The definitive structure of the programme bids fair to become an excellent instrument in contributing to the shift towards a resource efficient, low-carbon and climate-resilient economy. In fact, it will support a better environmental and climate governance at all levels, also by implementing the 7th Environment Action Programme. LIFE is conceived to fill gaps by addressing environmental issues that are not dealt with by other EU Funds and it provides a platform to discuss easy and cost-efficient ways of implementing EU environmental and climate legislation by both the public and private sectors.

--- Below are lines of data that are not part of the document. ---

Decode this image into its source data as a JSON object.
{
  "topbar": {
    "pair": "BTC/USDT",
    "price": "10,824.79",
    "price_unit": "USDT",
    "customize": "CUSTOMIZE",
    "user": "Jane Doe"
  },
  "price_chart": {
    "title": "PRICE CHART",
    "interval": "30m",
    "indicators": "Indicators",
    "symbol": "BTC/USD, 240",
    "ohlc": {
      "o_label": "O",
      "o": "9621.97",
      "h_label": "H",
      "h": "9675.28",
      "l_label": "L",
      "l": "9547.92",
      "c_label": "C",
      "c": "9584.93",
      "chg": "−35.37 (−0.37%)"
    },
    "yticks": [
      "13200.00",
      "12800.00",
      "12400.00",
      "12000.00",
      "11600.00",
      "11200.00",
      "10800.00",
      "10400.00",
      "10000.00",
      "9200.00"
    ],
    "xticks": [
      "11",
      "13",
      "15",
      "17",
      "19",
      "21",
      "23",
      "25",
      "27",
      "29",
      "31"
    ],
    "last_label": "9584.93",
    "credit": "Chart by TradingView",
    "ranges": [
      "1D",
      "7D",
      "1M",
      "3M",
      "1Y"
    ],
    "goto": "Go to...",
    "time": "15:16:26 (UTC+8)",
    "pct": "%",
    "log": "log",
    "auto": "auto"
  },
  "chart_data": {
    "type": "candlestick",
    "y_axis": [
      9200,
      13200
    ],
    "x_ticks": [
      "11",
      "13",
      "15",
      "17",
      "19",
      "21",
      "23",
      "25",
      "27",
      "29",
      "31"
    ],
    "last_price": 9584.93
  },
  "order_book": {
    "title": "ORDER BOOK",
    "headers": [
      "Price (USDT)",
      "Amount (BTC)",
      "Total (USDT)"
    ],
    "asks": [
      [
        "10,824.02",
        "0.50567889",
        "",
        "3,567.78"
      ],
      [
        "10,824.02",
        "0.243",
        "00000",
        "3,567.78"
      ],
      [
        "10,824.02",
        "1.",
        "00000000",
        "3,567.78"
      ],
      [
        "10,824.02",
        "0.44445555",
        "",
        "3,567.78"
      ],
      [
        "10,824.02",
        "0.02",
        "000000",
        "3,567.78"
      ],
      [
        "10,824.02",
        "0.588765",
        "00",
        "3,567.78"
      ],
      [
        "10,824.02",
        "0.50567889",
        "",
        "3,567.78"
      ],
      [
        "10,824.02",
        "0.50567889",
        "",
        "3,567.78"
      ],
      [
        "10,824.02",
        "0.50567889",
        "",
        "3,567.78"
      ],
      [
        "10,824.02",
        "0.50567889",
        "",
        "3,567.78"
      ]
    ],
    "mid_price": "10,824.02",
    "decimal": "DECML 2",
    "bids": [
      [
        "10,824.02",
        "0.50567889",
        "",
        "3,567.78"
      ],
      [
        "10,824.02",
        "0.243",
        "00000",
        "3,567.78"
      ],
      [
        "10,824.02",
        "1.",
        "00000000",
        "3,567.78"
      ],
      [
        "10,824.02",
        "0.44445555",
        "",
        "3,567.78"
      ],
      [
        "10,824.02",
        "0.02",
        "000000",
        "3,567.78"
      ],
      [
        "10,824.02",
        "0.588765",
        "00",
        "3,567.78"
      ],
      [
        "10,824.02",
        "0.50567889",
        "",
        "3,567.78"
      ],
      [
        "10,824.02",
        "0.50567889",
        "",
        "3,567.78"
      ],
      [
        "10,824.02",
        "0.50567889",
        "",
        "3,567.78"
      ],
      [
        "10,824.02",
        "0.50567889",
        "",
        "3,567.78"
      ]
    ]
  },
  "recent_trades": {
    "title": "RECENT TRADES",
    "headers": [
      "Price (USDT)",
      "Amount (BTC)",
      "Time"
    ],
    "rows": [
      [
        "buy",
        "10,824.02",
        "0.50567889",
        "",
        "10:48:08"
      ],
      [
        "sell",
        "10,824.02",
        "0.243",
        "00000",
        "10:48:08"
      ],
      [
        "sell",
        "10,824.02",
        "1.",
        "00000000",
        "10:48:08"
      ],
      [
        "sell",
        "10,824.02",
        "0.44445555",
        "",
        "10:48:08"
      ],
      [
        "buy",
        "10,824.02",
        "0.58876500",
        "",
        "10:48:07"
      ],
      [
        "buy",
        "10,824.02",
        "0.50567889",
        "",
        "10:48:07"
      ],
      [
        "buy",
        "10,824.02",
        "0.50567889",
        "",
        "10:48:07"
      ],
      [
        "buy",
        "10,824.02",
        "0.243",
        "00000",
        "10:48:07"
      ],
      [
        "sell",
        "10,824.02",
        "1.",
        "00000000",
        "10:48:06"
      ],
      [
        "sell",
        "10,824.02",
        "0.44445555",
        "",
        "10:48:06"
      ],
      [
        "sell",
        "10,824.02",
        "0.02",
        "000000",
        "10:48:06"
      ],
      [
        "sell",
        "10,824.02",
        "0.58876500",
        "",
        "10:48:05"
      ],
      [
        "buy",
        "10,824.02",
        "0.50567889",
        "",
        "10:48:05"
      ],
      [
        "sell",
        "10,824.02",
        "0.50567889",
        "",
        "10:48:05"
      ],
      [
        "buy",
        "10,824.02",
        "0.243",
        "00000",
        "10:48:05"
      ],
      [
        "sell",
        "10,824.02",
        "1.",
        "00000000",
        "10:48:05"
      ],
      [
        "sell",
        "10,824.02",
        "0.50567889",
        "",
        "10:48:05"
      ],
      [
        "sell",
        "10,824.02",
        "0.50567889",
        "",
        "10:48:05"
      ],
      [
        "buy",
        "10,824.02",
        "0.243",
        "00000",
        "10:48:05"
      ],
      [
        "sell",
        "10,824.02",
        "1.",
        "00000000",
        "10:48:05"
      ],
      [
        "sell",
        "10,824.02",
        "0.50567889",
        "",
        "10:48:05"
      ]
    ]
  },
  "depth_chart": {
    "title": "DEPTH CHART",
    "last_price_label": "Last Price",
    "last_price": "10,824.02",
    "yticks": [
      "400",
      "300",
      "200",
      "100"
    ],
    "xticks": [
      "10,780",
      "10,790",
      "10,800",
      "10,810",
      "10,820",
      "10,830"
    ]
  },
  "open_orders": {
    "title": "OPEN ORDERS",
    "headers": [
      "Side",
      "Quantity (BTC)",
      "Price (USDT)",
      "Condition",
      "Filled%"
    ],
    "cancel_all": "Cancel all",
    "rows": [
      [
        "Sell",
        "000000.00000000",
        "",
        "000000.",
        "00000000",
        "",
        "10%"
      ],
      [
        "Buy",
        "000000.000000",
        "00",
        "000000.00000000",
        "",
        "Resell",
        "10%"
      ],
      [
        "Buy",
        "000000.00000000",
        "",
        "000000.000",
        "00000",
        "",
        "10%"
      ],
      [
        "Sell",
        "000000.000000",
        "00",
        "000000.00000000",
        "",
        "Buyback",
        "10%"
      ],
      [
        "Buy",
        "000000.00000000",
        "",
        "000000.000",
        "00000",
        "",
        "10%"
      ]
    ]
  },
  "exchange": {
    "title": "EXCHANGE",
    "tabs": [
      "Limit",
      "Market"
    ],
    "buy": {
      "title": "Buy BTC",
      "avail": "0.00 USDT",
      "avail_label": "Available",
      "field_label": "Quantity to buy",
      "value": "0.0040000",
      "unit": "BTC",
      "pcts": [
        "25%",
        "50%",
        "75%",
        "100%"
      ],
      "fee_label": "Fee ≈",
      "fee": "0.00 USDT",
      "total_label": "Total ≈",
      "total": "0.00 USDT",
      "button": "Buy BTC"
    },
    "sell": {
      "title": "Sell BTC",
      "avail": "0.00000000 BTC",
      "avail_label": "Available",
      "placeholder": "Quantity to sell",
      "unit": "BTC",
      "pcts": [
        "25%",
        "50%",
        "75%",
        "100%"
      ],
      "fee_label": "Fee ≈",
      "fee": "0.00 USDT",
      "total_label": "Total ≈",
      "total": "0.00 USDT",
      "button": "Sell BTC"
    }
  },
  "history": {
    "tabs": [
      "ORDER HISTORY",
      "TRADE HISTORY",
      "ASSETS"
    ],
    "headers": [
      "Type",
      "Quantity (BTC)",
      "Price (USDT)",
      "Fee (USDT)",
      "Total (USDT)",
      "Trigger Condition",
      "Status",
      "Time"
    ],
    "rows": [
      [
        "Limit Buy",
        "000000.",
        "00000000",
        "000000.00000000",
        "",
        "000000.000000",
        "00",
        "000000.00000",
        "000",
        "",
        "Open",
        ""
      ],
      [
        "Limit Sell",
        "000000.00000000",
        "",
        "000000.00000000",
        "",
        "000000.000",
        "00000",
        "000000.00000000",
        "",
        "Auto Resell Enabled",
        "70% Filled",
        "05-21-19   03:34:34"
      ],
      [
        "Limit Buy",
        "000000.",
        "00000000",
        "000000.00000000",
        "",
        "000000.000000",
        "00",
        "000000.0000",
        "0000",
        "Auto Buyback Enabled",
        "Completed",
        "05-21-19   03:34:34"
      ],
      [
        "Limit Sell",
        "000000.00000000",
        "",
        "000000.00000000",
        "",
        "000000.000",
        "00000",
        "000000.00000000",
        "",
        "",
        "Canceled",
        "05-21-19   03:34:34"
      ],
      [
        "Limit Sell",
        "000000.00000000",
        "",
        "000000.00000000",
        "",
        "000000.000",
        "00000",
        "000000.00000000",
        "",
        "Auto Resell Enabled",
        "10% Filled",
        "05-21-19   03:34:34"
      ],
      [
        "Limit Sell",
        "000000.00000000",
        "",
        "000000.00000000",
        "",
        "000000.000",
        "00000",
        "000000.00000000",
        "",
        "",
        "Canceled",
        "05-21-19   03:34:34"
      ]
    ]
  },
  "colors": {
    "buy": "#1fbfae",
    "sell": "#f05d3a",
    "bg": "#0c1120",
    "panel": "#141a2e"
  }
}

LIFE started in 1992 and up to the present we can count four complete phases of the programme (LIFE I: 1992-1995, LIFE II: 1996-1999, LIFE III: 2000-2006 and LIFE+: 2007-2013). During this period, LIFE has co-financed some 3954 projects across the EU, contributing approximately €3.1 billion to the protection of the environment. Over the next seven years, the new LIFE programme will provide 3,456 million euro, including 2,592 million euro for environment and 864 million euro specifically for climate action.
What are the most innovative elements introduced by the new programme?
Firstly, LIFE introduced for the first time a specific sub-programme for the climate action which will be managed and implemented by the DG CLIMA. Indeed, the framework programme is composed of two sub-programmes. The ‘Environment’ strand of the new programme covers the three following priority areas: environment and resource efficiency; nature and biodiversity; and environmental governance and information. The ‘Climate Action’ strand covers climate change mitigation; climate change adaptation; and climate governance and information.
Secondly, besides traditional projects which mean best-practice/demonstration/pilot/information projects (i.e. similar to those currently funded under LIFE+ Nature, Biodiversity, Environment and Information & Communication), the new funding instrument will allocate grants for other kind of projects. Projects concerned will be:
– Technical assistance projects
– Capacity building projects
– Preparatory projects&nbs
– Integrated projects
The last category of projects is probably the most interesting one as integrated projects aim at implementing strategies on a large territorial coverage and mobilising other private or public funds. These projects should improve the integration of environment and climate aspects into other EU policies. To do this they will need to be inclusive, so they require stakeholders to be involved.
Thirdly, LIFE will allocate operating grants addressed to non profit organisations supporting their administrative costs for projects with an environment or climate issue of Union’s interest. Moreover, funding also will be provided through innovative financial instruments: the Private Financing for Energy Efficiency Instrument (PF4EE) and the Natural Capital Financing Facility (NCFF) which will make available loans and direct/indirect guarantees for about 40 million euro.
These two new financial instruments will be managed by the European Investment Bank. It is also useful to underline that the Commission has delegated the implementation of many components of the LIFE programme to the Executive Agency for Small and Medium-sized Enterprises.
Finally the selection procedure for action grants can be made up of one or two-stage, depending on the project type. So, for integrated projects a two-stage procedure has been foreseen while for other kind of projects the selection is based on a single stage.